indicate study conducted by the National Aeronautics and Space Administration (NASA) to the existence of 17 planets outside the solar system that could have oceans that support life beneath the surface of the frozen ice.
It is also possible, according to the study, that these planets have springs and rivers with hot water flowing beneath the surface.
The research is based on comparing the discovered planets with Jupiter's moon Europa and Saturn's Enceladus moon, as they are a gateway to finding planets with the same conditions, so that the search does not expand.
In their quest to find planets outside the solar system that are suitable for hosting some kind of life, NASA scientists have traditionally focused their research on a region around the star called the “habitable zone”, where surface temperatures are moderate, and therefore water exists in its liquid state, and this zone in relation to… The solar system includes both Earth and Mars.
However, even distant, cold exoplanets could harbor oceans beneath their frigid surfaces if they were exposed to internal heating or geothermal energy, as is the case for Europa and Enceladus in the solar system.
If found, these oceans under the surfaces of planets may possess the ingredients for life, due to the availability of energy, elements, and compounds necessary for biological processes.
On Earth, various ecosystems flourish near hydrothermal vents (thermal vents) at the bottom Oceans Which do not reach sunlight at all, and they are chimney-like openings that spew hot mineral water into the ocean floors.
Likewise, this first-of-its-kind research is based on studying Earth-sized planets with lower densities, which contain extensive ice layers rather than denser masses of rock.

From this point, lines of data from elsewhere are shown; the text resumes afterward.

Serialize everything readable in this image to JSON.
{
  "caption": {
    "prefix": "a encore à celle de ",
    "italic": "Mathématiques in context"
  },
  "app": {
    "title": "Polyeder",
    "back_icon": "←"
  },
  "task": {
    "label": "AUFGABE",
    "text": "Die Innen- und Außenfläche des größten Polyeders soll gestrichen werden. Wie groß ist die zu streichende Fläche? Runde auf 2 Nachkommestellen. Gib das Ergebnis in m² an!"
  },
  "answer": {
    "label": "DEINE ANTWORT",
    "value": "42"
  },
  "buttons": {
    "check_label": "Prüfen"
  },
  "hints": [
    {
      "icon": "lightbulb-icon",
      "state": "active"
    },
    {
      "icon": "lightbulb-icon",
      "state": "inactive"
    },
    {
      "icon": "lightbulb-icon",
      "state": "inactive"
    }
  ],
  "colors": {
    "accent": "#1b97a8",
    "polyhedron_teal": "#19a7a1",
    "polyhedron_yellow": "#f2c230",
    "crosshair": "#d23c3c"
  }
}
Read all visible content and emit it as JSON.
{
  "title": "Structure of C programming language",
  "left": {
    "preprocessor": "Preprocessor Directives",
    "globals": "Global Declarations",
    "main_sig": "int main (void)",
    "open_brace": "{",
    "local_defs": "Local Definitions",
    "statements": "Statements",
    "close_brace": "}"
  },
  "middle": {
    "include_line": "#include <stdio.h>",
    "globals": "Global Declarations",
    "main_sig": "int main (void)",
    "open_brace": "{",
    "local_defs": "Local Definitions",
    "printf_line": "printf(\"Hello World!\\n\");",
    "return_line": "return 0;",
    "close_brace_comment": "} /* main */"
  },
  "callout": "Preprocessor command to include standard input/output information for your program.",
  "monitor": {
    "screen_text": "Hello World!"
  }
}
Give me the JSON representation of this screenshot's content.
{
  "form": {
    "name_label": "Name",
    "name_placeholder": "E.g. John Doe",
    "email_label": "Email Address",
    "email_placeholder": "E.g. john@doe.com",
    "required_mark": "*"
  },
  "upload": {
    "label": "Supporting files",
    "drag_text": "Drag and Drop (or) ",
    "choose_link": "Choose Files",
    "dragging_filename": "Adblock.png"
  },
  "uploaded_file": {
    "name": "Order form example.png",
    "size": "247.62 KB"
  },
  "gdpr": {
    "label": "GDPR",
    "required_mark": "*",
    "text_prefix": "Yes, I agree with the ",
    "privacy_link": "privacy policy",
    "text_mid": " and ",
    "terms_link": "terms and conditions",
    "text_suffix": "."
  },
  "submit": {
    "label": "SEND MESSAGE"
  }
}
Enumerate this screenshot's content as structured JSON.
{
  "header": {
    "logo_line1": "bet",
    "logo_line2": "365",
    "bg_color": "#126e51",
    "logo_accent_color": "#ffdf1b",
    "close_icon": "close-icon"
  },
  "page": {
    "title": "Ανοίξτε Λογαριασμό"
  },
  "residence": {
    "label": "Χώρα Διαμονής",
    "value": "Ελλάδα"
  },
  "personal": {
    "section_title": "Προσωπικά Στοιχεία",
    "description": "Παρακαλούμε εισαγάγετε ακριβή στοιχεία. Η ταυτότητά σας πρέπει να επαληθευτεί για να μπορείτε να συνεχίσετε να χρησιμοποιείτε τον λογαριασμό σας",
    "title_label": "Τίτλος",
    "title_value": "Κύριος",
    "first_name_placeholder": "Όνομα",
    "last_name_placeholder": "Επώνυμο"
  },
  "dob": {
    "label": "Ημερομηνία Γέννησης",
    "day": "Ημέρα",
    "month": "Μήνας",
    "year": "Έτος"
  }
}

By reading the planet's temperatures, it is possible to determine the state of its surface if it is covered with ice.
In order to read the surface temperature, researchers rely on studying the planet’s brightness, and to estimate the total resulting geothermal heat, each planet’s orbit around its star is studied, thus identifying the heat resulting from tidal processes, in addition to the heat resulting from expected radioactivity.
By knowing these two factors, researchers can determine the thickness of the ice layers for each planet.
Finally, scientists use all the previous data to determine the amount of thermal steam vents present on the surface of the planet resulting from the continuous water extraction process, by comparing it to the moons Europa and Enceladus, which have thermal vents on their surfaces, as recent discoveries have shown.
Scientists believe that the steam craters on the surfaces of the discovered planets could be hundreds and thousands of times larger than those found on Europa and Enceladus.
The mechanism for seeing this geological activity is only possible when observing the planet as it passes in front of its star, as the emitted vapor dims or blocks a faint part of the star’s light, and then it is evidence of the presence of ice volcanic eruptions on the surface. Moreover, it is also possible to identify the elements and chemical compounds contained in the rising water vapor, given that these elements absorb light in distinct and specific colors, and accordingly, scientists can analyze the light and the amount of vapor and evaluate the planet’s ability to embrace life.
These fine details cannot be seen from vast distances except by using telescopes with high resolution and superior power. This research provides a new concept and perspective for reading the temperatures of the surfaces of planets outside the solar system and potential geological activities on them, and searching for the possibility of the existence of life far from Earth.